Responding to COVID-19 and gender inequalities through Community Radio
News21 July 2020
Husna Omari (13) a Standard Seven Pupil at Boza Primary School in Pangani District, Tanga Region listening to Kiswahili Class Session through Pangani FM Radio, 10th June 2020.
The Embassy of Ireland in Tanzania puts Gender and Women’s Empowerment at the centre of our work. We recognise the role that gender-based violence (GBV) plays in undermining the health, wellbeing and livelihoods of women and girls, while simultaneously infringing upon their human rights.
Gender-based violence is widespread and common in Tanzania. Data shows that 40% of women and girls in Tanzania aged 15-49 have experienced physical violence and 17% sexual violence in their lifetime. A violence against children survey found that 27.9% of girls had experienced sexual violence before their 18th birthday.
With the COVID-19 pandemic, GBV cases are expected to increase. There is evidence worldwide that disease outbreaks affect women and men differently, and the pandemic will compound existing gender inequalities and increase risks of GBV. In every nation and every community touched by COVID-19, hard-won progress for women and children’s rights risks being reversed.
Tanzania reported its first case of COVID-19 on 16 March 2020. Since then, the government announced a range of measures to curb the spread of the pandemic including closure of schools and higher learning institutions. Experience shows that when schools are closed, and many girls and boys are out of the formal education system this not only disrupts learning but also creates other, gender-specific risks for girls. There is anecdotal evidence in Tanzania suggesting that many girls got pregnant during the time when schools were closed. Due to existing Government policies regarding student pregnancies, there is a likelihood that many girls are at risk of being expelled from school and quite possibly forced to marry.
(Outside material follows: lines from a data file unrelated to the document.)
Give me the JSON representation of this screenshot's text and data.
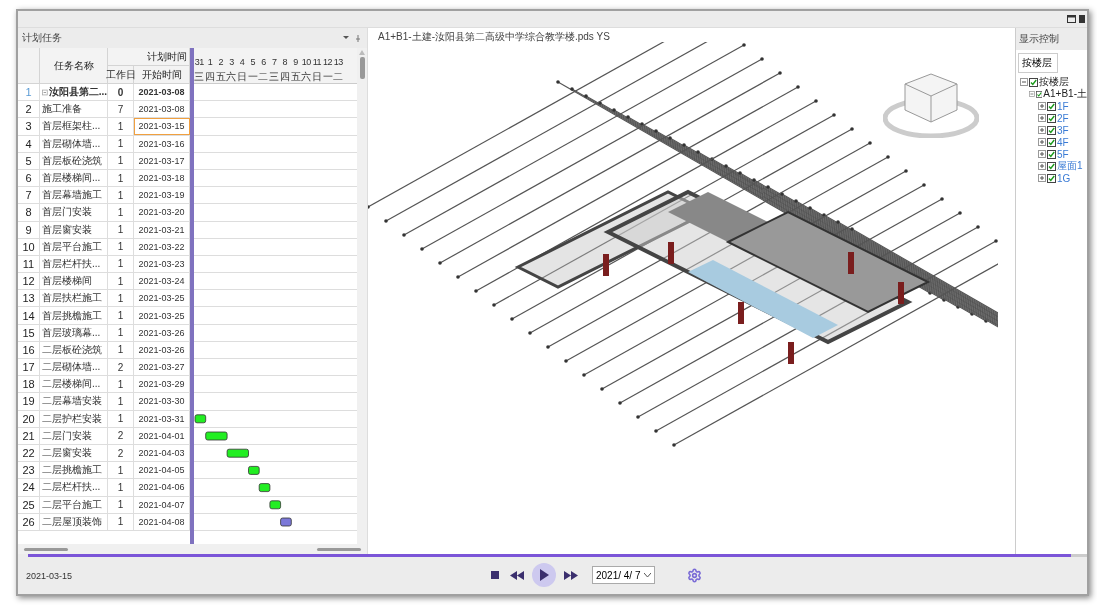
{
  "task_panel": {
    "title": "计划任务"
  },
  "table": {
    "columns": {
      "name": "任务名称",
      "group": "计划时间",
      "days": "工作日",
      "start": "开始时间"
    },
    "rows": [
      {
        "num": "1",
        "name": "汝阳县第二...",
        "days": "0",
        "start": "2021-03-08",
        "kind": "summary",
        "selected": false
      },
      {
        "num": "2",
        "name": "施工准备",
        "days": "7",
        "start": "2021-03-08",
        "kind": "task",
        "selected": false
      },
      {
        "num": "3",
        "name": "首层框架柱...",
        "days": "1",
        "start": "2021-03-15",
        "kind": "task",
        "selected": true
      },
      {
        "num": "4",
        "name": "首层砌体墙...",
        "days": "1",
        "start": "2021-03-16",
        "kind": "task",
        "selected": false
      },
      {
        "num": "5",
        "name": "首层板砼浇筑",
        "days": "1",
        "start": "2021-03-17",
        "kind": "task",
        "selected": false
      },
      {
        "num": "6",
        "name": "首层楼梯间...",
        "days": "1",
        "start": "2021-03-18",
        "kind": "task",
        "selected": false
      },
      {
        "num": "7",
        "name": "首层幕墙施工",
        "days": "1",
        "start": "2021-03-19",
        "kind": "task",
        "selected": false
      },
      {
        "num": "8",
        "name": "首层门安装",
        "days": "1",
        "start": "2021-03-20",
        "kind": "task",
        "selected": false
      },
      {
        "num": "9",
        "name": "首层窗安装",
        "days": "1",
        "start": "2021-03-21",
        "kind": "task",
        "selected": false
      },
      {
        "num": "10",
        "name": "首层平台施工",
        "days": "1",
        "start": "2021-03-22",
        "kind": "task",
        "selected": false
      },
      {
        "num": "11",
        "name": "首层栏杆扶...",
        "days": "1",
        "start": "2021-03-23",
        "kind": "task",
        "selected": false
      },
      {
        "num": "12",
        "name": "首层楼梯间",
        "days": "1",
        "start": "2021-03-24",
        "kind": "task",
        "selected": false
      },
      {
        "num": "13",
        "name": "首层扶栏施工",
        "days": "1",
        "start": "2021-03-25",
        "kind": "task",
        "selected": false
      },
      {
        "num": "14",
        "name": "首层挑檐施工",
        "days": "1",
        "start": "2021-03-25",
        "kind": "task",
        "selected": false
      },
      {
        "num": "15",
        "name": "首层玻璃幕...",
        "days": "1",
        "start": "2021-03-26",
        "kind": "task",
        "selected": false
      },
      {
        "num": "16",
        "name": "二层板砼浇筑",
        "days": "1",
        "start": "2021-03-26",
        "kind": "task",
        "selected": false
      },
      {
        "num": "17",
        "name": "二层砌体墙...",
        "days": "2",
        "start": "2021-03-27",
        "kind": "task",
        "selected": false
      },
      {
        "num": "18",
        "name": "二层楼梯间...",
        "days": "1",
        "start": "2021-03-29",
        "kind": "task",
        "selected": false
      },
      {
        "num": "19",
        "name": "二层幕墙安装",
        "days": "1",
        "start": "2021-03-30",
        "kind": "task",
        "selected": false
      },
      {
        "num": "20",
        "name": "二层护栏安装",
        "days": "1",
        "start": "2021-03-31",
        "kind": "task",
        "selected": false,
        "bar_visible": true,
        "bar_active": false
      },
      {
        "num": "21",
        "name": "二层门安装",
        "days": "2",
        "start": "2021-04-01",
        "kind": "task",
        "selected": false,
        "bar_visible": true,
        "bar_active": false
      },
      {
        "num": "22",
        "name": "二层窗安装",
        "days": "2",
        "start": "2021-04-03",
        "kind": "task",
        "selected": false,
        "bar_visible": true,
        "bar_active": false
      },
      {
        "num": "23",
        "name": "二层挑檐施工",
        "days": "1",
        "start": "2021-04-05",
        "kind": "task",
        "selected": false,
        "bar_visible": true,
        "bar_active": false
      },
      {
        "num": "24",
        "name": "二层栏杆扶...",
        "days": "1",
        "start": "2021-04-06",
        "kind": "task",
        "selected": false,
        "bar_visible": true,
        "bar_active": false
      },
      {
        "num": "25",
        "name": "二层平台施工",
        "days": "1",
        "start": "2021-04-07",
        "kind": "task",
        "selected": false,
        "bar_visible": true,
        "bar_active": false
      },
      {
        "num": "26",
        "name": "二层屋顶装饰",
        "days": "1",
        "start": "2021-04-08",
        "kind": "task",
        "selected": false,
        "bar_visible": true,
        "bar_active": true
      }
    ]
  },
  "timeline": {
    "days": [
      {
        "date": "31",
        "weekday": "三"
      },
      {
        "date": "1",
        "weekday": "四"
      },
      {
        "date": "2",
        "weekday": "五"
      },
      {
        "date": "3",
        "weekday": "六"
      },
      {
        "date": "4",
        "weekday": "日"
      },
      {
        "date": "5",
        "weekday": "一"
      },
      {
        "date": "6",
        "weekday": "二"
      },
      {
        "date": "7",
        "weekday": "三"
      },
      {
        "date": "8",
        "weekday": "四"
      },
      {
        "date": "9",
        "weekday": "五"
      },
      {
        "date": "10",
        "weekday": "六"
      },
      {
        "date": "11",
        "weekday": "日"
      },
      {
        "date": "12",
        "weekday": "一"
      },
      {
        "date": "13",
        "weekday": "二"
      }
    ]
  },
  "viewport": {
    "title": "A1+B1-土建-汝阳县第二高级中学综合教学楼.pds YS"
  },
  "display_panel": {
    "title": "显示控制",
    "mode": "按楼层",
    "tree": [
      {
        "label": "按楼层",
        "checked": true,
        "expanded": true,
        "children": [
          {
            "label": "A1+B1-土",
            "checked": true,
            "expanded": true,
            "children": [
              {
                "label": "1F",
                "checked": true,
                "expanded": false
              },
              {
                "label": "2F",
                "checked": true,
                "expanded": false
              },
              {
                "label": "3F",
                "checked": true,
                "expanded": false
              },
              {
                "label": "4F",
                "checked": true,
                "expanded": false
              },
              {
                "label": "5F",
                "checked": true,
                "expanded": false
              },
              {
                "label": "屋面1",
                "checked": true,
                "expanded": false
              },
              {
                "label": "1G",
                "checked": true,
                "expanded": false
              }
            ]
          }
        ]
      }
    ]
  },
  "playback": {
    "current_date": "2021-03-15",
    "progress": {
      "level": 0.985
    },
    "date_value": "2021/ 4/ 7"
  }
}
As part of our response to COVID-19, the Embassy of Ireland has supported our partner UZIKWASA, based in Pangani district, to provide an alternative means of learning for students while at home and at the same time conveying behavioural change messages that might affect the spread of the disease. Using its community radio station Pangani FM Radio, UZIKWASA launched an interactive radio show called Radio Darasa (‘classroom radio’) where teachers conduct lessons on air and students can call in to ask questions. This took place 5 days a week at different times while schools in Tanzania were closed.
Parents who were interviewed applauded UZIKWASA for considering girls who did not have any alternative means of accessing education services during this time of uncertainty. Through Radio Darasa girls could take time to listen and participate in the show, spending time studying rather than engaging in domestic chores. Given the role of women and girls in providing most of the informal unpaid care within their families, the girls in Pangani would most likely have had to do additional care work during this time when the schools are closed. The radio programme is also used to challenge the negative gender norms and unequal power dynamics at household level that often perpetuate domestic violence. It provides a platform for couples to discuss how they have addressed the issues that affect them.